§ **Data listing**:

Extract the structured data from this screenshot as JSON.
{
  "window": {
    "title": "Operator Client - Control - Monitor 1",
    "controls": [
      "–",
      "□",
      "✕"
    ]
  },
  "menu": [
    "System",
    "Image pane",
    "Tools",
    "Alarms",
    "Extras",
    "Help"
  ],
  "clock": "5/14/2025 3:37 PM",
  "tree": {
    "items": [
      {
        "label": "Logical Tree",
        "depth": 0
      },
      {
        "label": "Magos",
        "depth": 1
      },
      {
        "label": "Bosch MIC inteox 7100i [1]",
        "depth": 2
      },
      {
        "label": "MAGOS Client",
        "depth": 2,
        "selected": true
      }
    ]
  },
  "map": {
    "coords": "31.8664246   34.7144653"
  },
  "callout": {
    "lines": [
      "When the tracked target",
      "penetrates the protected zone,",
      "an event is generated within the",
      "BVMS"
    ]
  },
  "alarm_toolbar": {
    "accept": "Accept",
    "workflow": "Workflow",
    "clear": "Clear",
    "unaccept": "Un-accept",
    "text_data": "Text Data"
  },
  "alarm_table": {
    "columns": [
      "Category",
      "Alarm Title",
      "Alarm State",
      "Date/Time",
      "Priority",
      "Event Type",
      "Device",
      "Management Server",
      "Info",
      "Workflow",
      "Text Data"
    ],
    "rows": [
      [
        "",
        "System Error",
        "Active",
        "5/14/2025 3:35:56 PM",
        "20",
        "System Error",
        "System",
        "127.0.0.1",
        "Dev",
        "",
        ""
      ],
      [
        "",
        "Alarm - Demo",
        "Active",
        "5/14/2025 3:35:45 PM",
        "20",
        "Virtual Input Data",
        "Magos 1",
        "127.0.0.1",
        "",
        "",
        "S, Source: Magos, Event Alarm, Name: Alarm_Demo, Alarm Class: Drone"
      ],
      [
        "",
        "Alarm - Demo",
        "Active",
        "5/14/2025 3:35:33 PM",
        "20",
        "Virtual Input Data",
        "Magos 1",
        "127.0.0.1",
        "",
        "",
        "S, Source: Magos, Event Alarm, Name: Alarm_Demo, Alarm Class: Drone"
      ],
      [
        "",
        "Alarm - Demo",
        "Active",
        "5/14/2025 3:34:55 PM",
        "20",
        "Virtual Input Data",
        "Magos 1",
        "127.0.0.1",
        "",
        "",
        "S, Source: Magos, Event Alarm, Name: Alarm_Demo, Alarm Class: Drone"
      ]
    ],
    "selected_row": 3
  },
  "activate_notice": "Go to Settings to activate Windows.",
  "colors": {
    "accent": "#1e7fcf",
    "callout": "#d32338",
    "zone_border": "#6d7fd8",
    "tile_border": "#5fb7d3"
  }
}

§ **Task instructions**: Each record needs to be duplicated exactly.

§ **Expected output**:
Extract the structured data from this screenshot as JSON.
{
  "window": {
    "title": "Operator Client - Control - Monitor 1",
    "controls": [
      "–",
      "□",
      "✕"
    ]
  },
  "menu": [
    "System",
    "Image pane",
    "Tools",
    "Alarms",
    "Extras",
    "Help"
  ],
  "clock": "5/14/2025 3:37 PM",
  "tree": {
    "items": [
      {
        "label": "Logical Tree",
        "depth": 0
      },
      {
        "label": "Magos",
        "depth": 1
      },
      {
        "label": "Bosch MIC inteox 7100i [1]",
        "depth": 2
      },
      {
        "label": "MAGOS Client",
        "depth": 2,
        "selected": true
      }
    ]
  },
  "map": {
    "coords": "31.8664246   34.7144653"
  },
  "callout": {
    "lines": [
      "When the tracked target",
      "penetrates the protected zone,",
      "an event is generated within the",
      "BVMS"
    ]
  },
  "alarm_toolbar": {
    "accept": "Accept",
    "workflow": "Workflow",
    "clear": "Clear",
    "unaccept": "Un-accept",
    "text_data": "Text Data"
  },
  "alarm_table": {
    "columns": [
      "Category",
      "Alarm Title",
      "Alarm State",
      "Date/Time",
      "Priority",
      "Event Type",
      "Device",
      "Management Server",
      "Info",
      "Workflow",
      "Text Data"
    ],
    "rows": [
      [
        "",
        "System Error",
        "Active",
        "5/14/2025 3:35:56 PM",
        "20",
        "System Error",
        "System",
        "127.0.0.1",
        "Dev",
        "",
        ""
      ],
      [
        "",
        "Alarm - Demo",
        "Active",
        "5/14/2025 3:35:45 PM",
        "20",
        "Virtual Input Data",
        "Magos 1",
        "127.0.0.1",
        "",
        "",
        "S, Source: Magos, Event Alarm, Name: Alarm_Demo, Alarm Class: Drone"
      ],
      [
        "",
        "Alarm - Demo",
        "Active",
        "5/14/2025 3:35:33 PM",
        "20",
        "Virtual Input Data",
        "Magos 1",
        "127.0.0.1",
        "",
        "",
        "S, Source: Magos, Event Alarm, Name: Alarm_Demo, Alarm Class: Drone"
      ],
      [
        "",
        "Alarm - Demo",
        "Active",
        "5/14/2025 3:34:55 PM",
        "20",
        "Virtual Input Data",
        "Magos 1",
        "127.0.0.1",
        "",
        "",
        "S, Source: Magos, Event Alarm, Name: Alarm_Demo, Alarm Class: Drone"
      ]
    ],
    "selected_row": 3
  },
  "activate_notice": "Go to Settings to activate Windows.",
  "colors": {
    "accent": "#1e7fcf",
    "callout": "#d32338",
    "zone_border": "#6d7fd8",
    "tile_border": "#5fb7d3"
  }
}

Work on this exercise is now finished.